Write each line out a second time, exactly as shown below.

Recorded data Start Marker

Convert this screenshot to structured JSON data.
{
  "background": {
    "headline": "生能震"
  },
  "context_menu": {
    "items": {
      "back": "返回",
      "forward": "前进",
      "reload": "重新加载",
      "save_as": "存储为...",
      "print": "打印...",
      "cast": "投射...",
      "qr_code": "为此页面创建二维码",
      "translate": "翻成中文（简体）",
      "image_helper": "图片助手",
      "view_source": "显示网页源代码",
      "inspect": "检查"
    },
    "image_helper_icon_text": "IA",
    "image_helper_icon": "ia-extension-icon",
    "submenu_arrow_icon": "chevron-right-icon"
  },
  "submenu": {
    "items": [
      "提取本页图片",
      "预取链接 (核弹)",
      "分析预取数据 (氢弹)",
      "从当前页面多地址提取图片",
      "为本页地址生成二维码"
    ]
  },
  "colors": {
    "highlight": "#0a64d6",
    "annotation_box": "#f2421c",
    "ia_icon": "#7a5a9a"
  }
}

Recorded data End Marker

§ Result below
Convert this screenshot to structured JSON data.
{
  "background": {
    "headline": "生能震"
  },
  "context_menu": {
    "items": {
      "back": "返回",
      "forward": "前进",
      "reload": "重新加载",
      "save_as": "存储为...",
      "print": "打印...",
      "cast": "投射...",
      "qr_code": "为此页面创建二维码",
      "translate": "翻成中文（简体）",
      "image_helper": "图片助手",
      "view_source": "显示网页源代码",
      "inspect": "检查"
    },
    "image_helper_icon_text": "IA",
    "image_helper_icon": "ia-extension-icon",
    "submenu_arrow_icon": "chevron-right-icon"
  },
  "submenu": {
    "items": [
      "提取本页图片",
      "预取链接 (核弹)",
      "分析预取数据 (氢弹)",
      "从当前页面多地址提取图片",
      "为本页地址生成二维码"
    ]
  },
  "colors": {
    "highlight": "#0a64d6",
    "annotation_box": "#f2421c",
    "ia_icon": "#7a5a9a"
  }
}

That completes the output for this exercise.